- Opening Delimiter -
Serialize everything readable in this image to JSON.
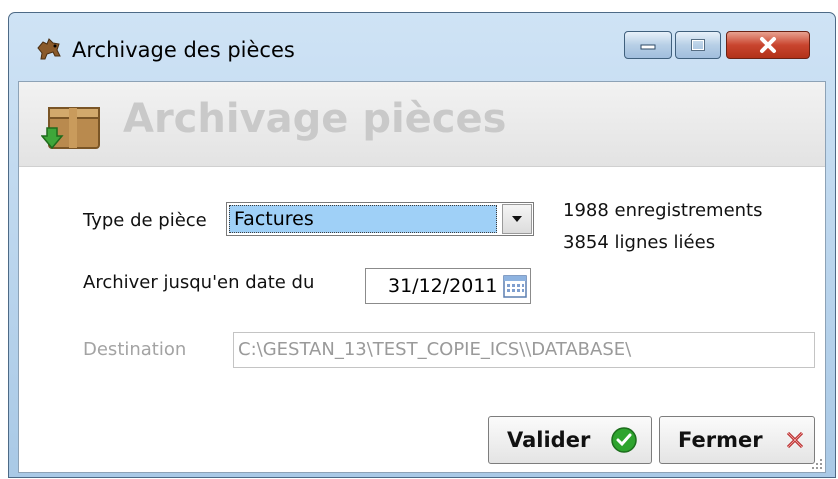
{
  "window": {
    "title": "Archivage des pièces"
  },
  "header": {
    "title": "Archivage pièces"
  },
  "form": {
    "type_label": "Type de pièce",
    "type_value": "Factures",
    "records_count": "1988 enregistrements",
    "linked_lines": "3854 lignes liées",
    "date_label": "Archiver jusqu'en date du",
    "date_value": "31/12/2011",
    "destination_label": "Destination",
    "destination_value": "C:\\GESTAN_13\\TEST_COPIE_ICS\\\\DATABASE\\"
  },
  "buttons": {
    "validate_label": "Valider",
    "close_label": "Fermer"
  },
  "colors": {
    "selection": "#9fd0f7",
    "title_close": "#c9452f",
    "validate_check": "#2ea42e",
    "close_x": "#b01c1c"
  },
  "icons": {
    "app": "dog-icon",
    "header": "archive-box-icon",
    "calendar": "calendar-icon",
    "validate": "check-circle-icon",
    "close": "x-icon"
  }
}
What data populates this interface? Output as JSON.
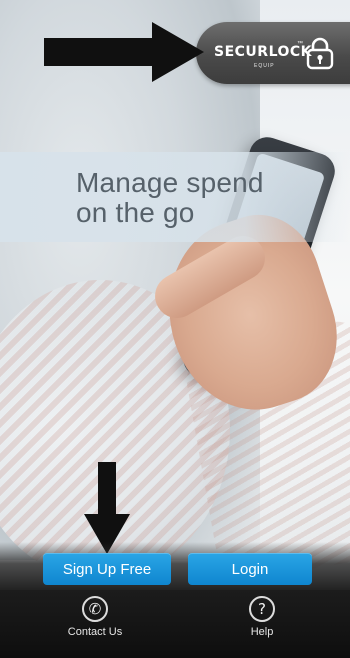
{
  "logo": {
    "name": "SECURLOCK",
    "trademark": "™",
    "sub": "EQUIP",
    "icon": "padlock-icon"
  },
  "headline": [
    "Manage spend",
    "on the go"
  ],
  "buttons": {
    "signup": "Sign Up Free",
    "login": "Login"
  },
  "tabs": [
    {
      "label": "Contact Us",
      "icon": "phone-icon"
    },
    {
      "label": "Help",
      "icon": "question-icon"
    }
  ],
  "annotations": {
    "arrow_right": "arrow-right-icon",
    "arrow_down": "arrow-down-icon"
  },
  "colors": {
    "button": "#1793d8",
    "tabbar": "#111111",
    "logo_pill": "#555555",
    "headline": "#56616a"
  }
}
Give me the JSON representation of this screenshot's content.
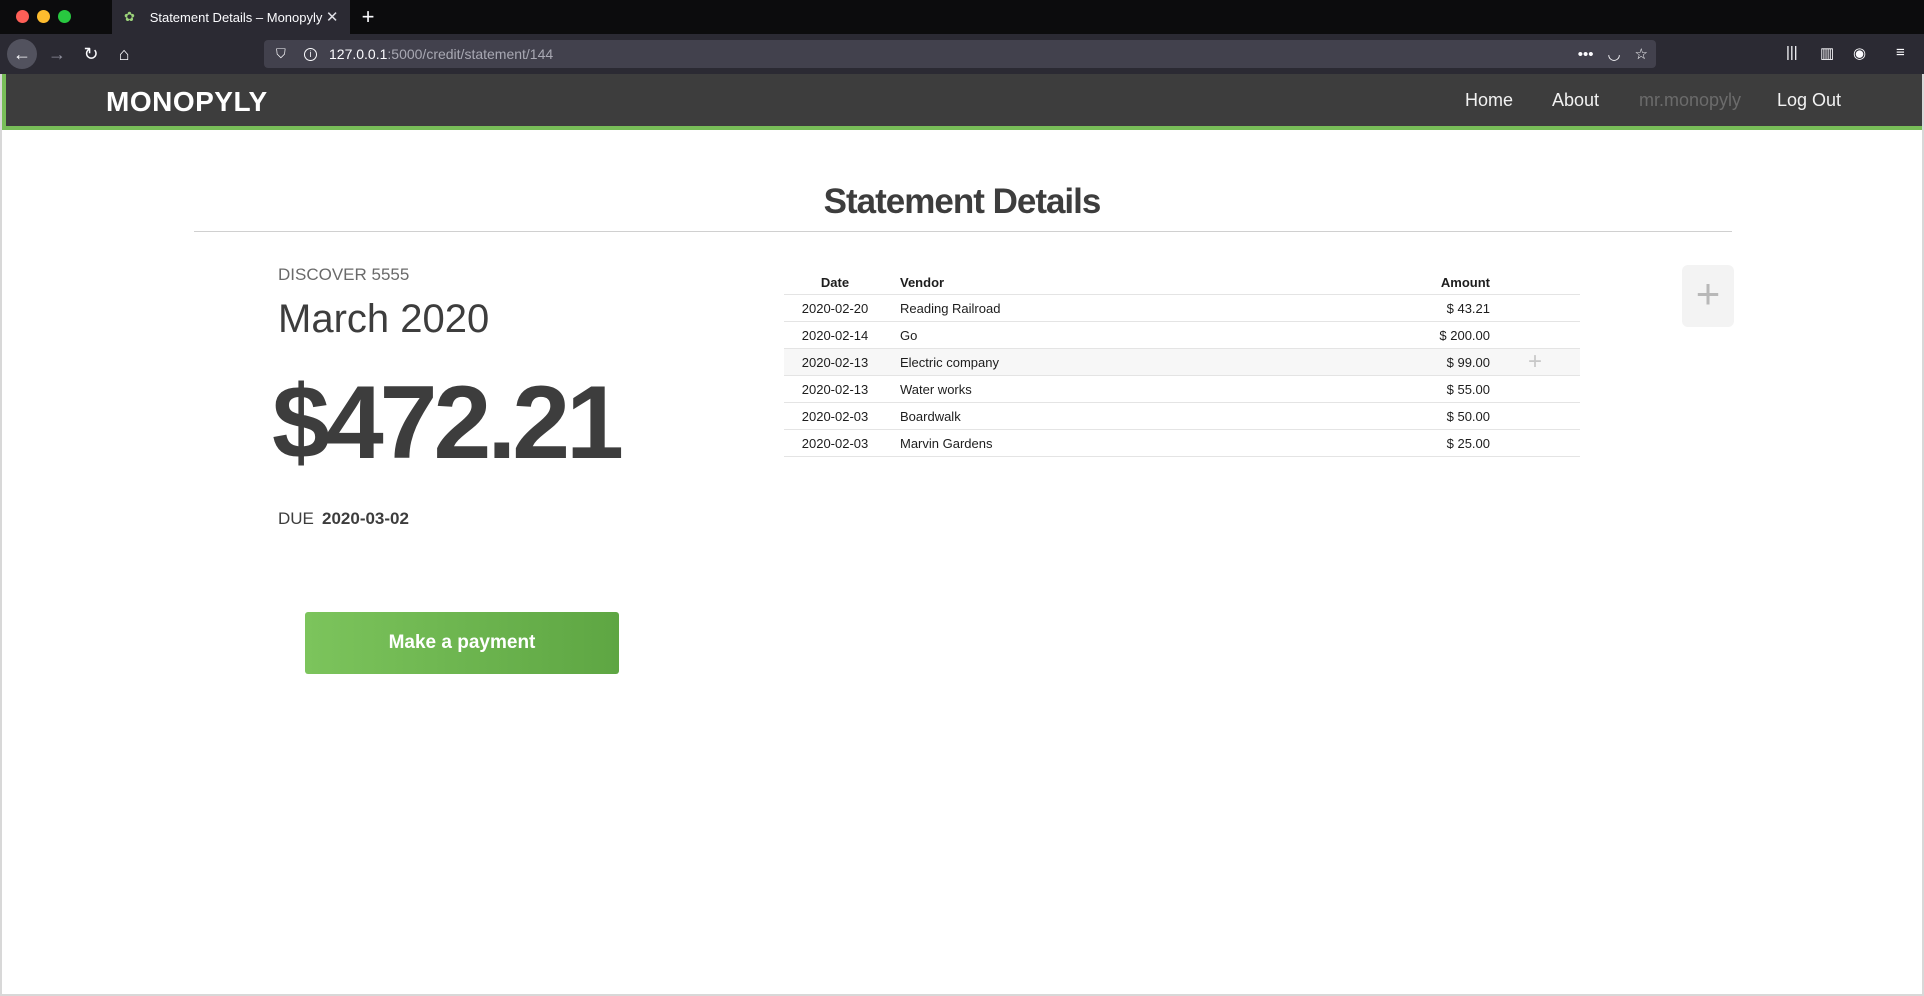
{
  "browser": {
    "tab_title": "Statement Details – Monopyly",
    "tab_close_glyph": "✕",
    "new_tab_glyph": "+",
    "url_host": "127.0.0.1",
    "url_rest": ":5000/credit/statement/144",
    "icons": [
      "back-arrow",
      "forward-arrow",
      "reload",
      "home",
      "shield",
      "info",
      "more-dots",
      "pocket",
      "bookmark-star",
      "library",
      "sidebar",
      "account",
      "hamburger-menu"
    ]
  },
  "header": {
    "logo": "MONOPYLY",
    "nav": {
      "home": "Home",
      "about": "About",
      "user": "mr.monopyly",
      "logout": "Log Out"
    },
    "accent_color": "#78be58"
  },
  "page": {
    "title": "Statement Details"
  },
  "statement": {
    "card": "DISCOVER 5555",
    "month": "March 2020",
    "balance": "$472.21",
    "due_label": "DUE",
    "due_date": "2020-03-02",
    "pay_button": "Make a payment"
  },
  "transactions": {
    "headers": {
      "date": "Date",
      "vendor": "Vendor",
      "amount": "Amount"
    },
    "rows": [
      {
        "date": "2020-02-20",
        "vendor": "Reading Railroad",
        "amount": "$ 43.21"
      },
      {
        "date": "2020-02-14",
        "vendor": "Go",
        "amount": "$ 200.00"
      },
      {
        "date": "2020-02-13",
        "vendor": "Electric company",
        "amount": "$ 99.00"
      },
      {
        "date": "2020-02-13",
        "vendor": "Water works",
        "amount": "$ 55.00"
      },
      {
        "date": "2020-02-03",
        "vendor": "Boardwalk",
        "amount": "$ 50.00"
      },
      {
        "date": "2020-02-03",
        "vendor": "Marvin Gardens",
        "amount": "$ 25.00"
      }
    ],
    "row_plus_glyph": "+",
    "add_glyph": "+"
  }
}
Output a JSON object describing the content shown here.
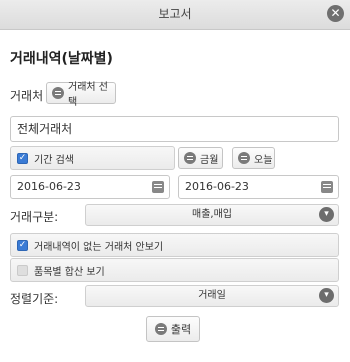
{
  "dialog": {
    "title": "보고서",
    "close_icon": "close-icon"
  },
  "section_heading": "거래내역(날짜별)",
  "client": {
    "label": "거래처",
    "select_button": "거래처 선택",
    "value": "전체거래처"
  },
  "period": {
    "checkbox_label": "기간 검색",
    "checked": true,
    "this_month_button": "금월",
    "today_button": "오늘",
    "start_date": "2016-06-23",
    "end_date": "2016-06-23"
  },
  "trade_type": {
    "label": "거래구분:",
    "selected": "매출,매입"
  },
  "options": {
    "hide_no_trade_label": "거래내역이 없는 거래처 안보기",
    "hide_no_trade_checked": true,
    "sum_by_item_label": "품목별 합산 보기",
    "sum_by_item_checked": false
  },
  "sort": {
    "label": "정렬기준:",
    "selected": "거래일"
  },
  "print_button": "출력",
  "colors": {
    "accent": "#3a7bd5",
    "titlebar": "#e4e4e4"
  }
}
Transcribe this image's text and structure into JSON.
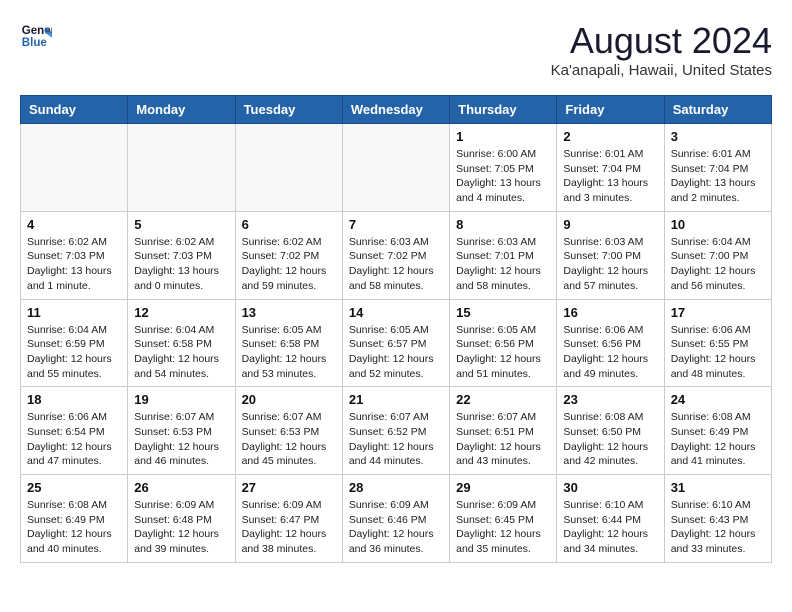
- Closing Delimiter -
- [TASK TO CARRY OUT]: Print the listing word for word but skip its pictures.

- [TASK RESPONSE]:
Serialize everything readable in this image to JSON.
{
  "window": {
    "title": "Archivage des pièces"
  },
  "header": {
    "title": "Archivage pièces"
  },
  "form": {
    "type_label": "Type de pièce",
    "type_value": "Factures",
    "records_count": "1988 enregistrements",
    "linked_lines": "3854 lignes liées",
    "date_label": "Archiver jusqu'en date du",
    "date_value": "31/12/2011",
    "destination_label": "Destination",
    "destination_value": "C:\\GESTAN_13\\TEST_COPIE_ICS\\\\DATABASE\\"
  },
  "buttons": {
    "validate_label": "Valider",
    "close_label": "Fermer"
  },
  "colors": {
    "selection": "#9fd0f7",
    "title_close": "#c9452f",
    "validate_check": "#2ea42e",
    "close_x": "#b01c1c"
  },
  "icons": {
    "app": "dog-icon",
    "header": "archive-box-icon",
    "calendar": "calendar-icon",
    "validate": "check-circle-icon",
    "close": "x-icon"
  }
}
What data populates this interface? Output as JSON.
{
  "logo": {
    "name": "SECURLOCK",
    "trademark": "™",
    "sub": "EQUIP",
    "icon": "padlock-icon"
  },
  "headline": [
    "Manage spend",
    "on the go"
  ],
  "buttons": {
    "signup": "Sign Up Free",
    "login": "Login"
  },
  "tabs": [
    {
      "label": "Contact Us",
      "icon": "phone-icon"
    },
    {
      "label": "Help",
      "icon": "question-icon"
    }
  ],
  "annotations": {
    "arrow_right": "arrow-right-icon",
    "arrow_down": "arrow-down-icon"
  },
  "colors": {
    "button": "#1793d8",
    "tabbar": "#111111",
    "logo_pill": "#555555",
    "headline": "#56616a"
  }
}
Give me the JSON representation of this screenshot's content.
{
  "browser": {
    "tab_title": "Statement Details – Monopyly",
    "tab_close_glyph": "✕",
    "new_tab_glyph": "+",
    "url_host": "127.0.0.1",
    "url_rest": ":5000/credit/statement/144",
    "icons": [
      "back-arrow",
      "forward-arrow",
      "reload",
      "home",
      "shield",
      "info",
      "more-dots",
      "pocket",
      "bookmark-star",
      "library",
      "sidebar",
      "account",
      "hamburger-menu"
    ]
  },
  "header": {
    "logo": "MONOPYLY",
    "nav": {
      "home": "Home",
      "about": "About",
      "user": "mr.monopyly",
      "logout": "Log Out"
    },
    "accent_color": "#78be58"
  },
  "page": {
    "title": "Statement Details"
  },
  "statement": {
    "card": "DISCOVER 5555",
    "month": "March 2020",
    "balance": "$472.21",
    "due_label": "DUE",
    "due_date": "2020-03-02",
    "pay_button": "Make a payment"
  },
  "transactions": {
    "headers": {
      "date": "Date",
      "vendor": "Vendor",
      "amount": "Amount"
    },
    "rows": [
      {
        "date": "2020-02-20",
        "vendor": "Reading Railroad",
        "amount": "$ 43.21"
      },
      {
        "date": "2020-02-14",
        "vendor": "Go",
        "amount": "$ 200.00"
      },
      {
        "date": "2020-02-13",
        "vendor": "Electric company",
        "amount": "$ 99.00"
      },
      {
        "date": "2020-02-13",
        "vendor": "Water works",
        "amount": "$ 55.00"
      },
      {
        "date": "2020-02-03",
        "vendor": "Boardwalk",
        "amount": "$ 50.00"
      },
      {
        "date": "2020-02-03",
        "vendor": "Marvin Gardens",
        "amount": "$ 25.00"
      }
    ],
    "row_plus_glyph": "+",
    "add_glyph": "+"
  }
}
Output a JSON object describing the content shown here.
{
  "dialog": {
    "title": "보고서",
    "close_icon": "close-icon"
  },
  "section_heading": "거래내역(날짜별)",
  "client": {
    "label": "거래처",
    "select_button": "거래처 선택",
    "value": "전체거래처"
  },
  "period": {
    "checkbox_label": "기간 검색",
    "checked": true,
    "this_month_button": "금월",
    "today_button": "오늘",
    "start_date": "2016-06-23",
    "end_date": "2016-06-23"
  },
  "trade_type": {
    "label": "거래구분:",
    "selected": "매출,매입"
  },
  "options": {
    "hide_no_trade_label": "거래내역이 없는 거래처 안보기",
    "hide_no_trade_checked": true,
    "sum_by_item_label": "품목별 합산 보기",
    "sum_by_item_checked": false
  },
  "sort": {
    "label": "정렬기준:",
    "selected": "거래일"
  },
  "print_button": "출력",
  "colors": {
    "accent": "#3a7bd5",
    "titlebar": "#e4e4e4"
  }
}
Transcribe this image's text and structure into JSON.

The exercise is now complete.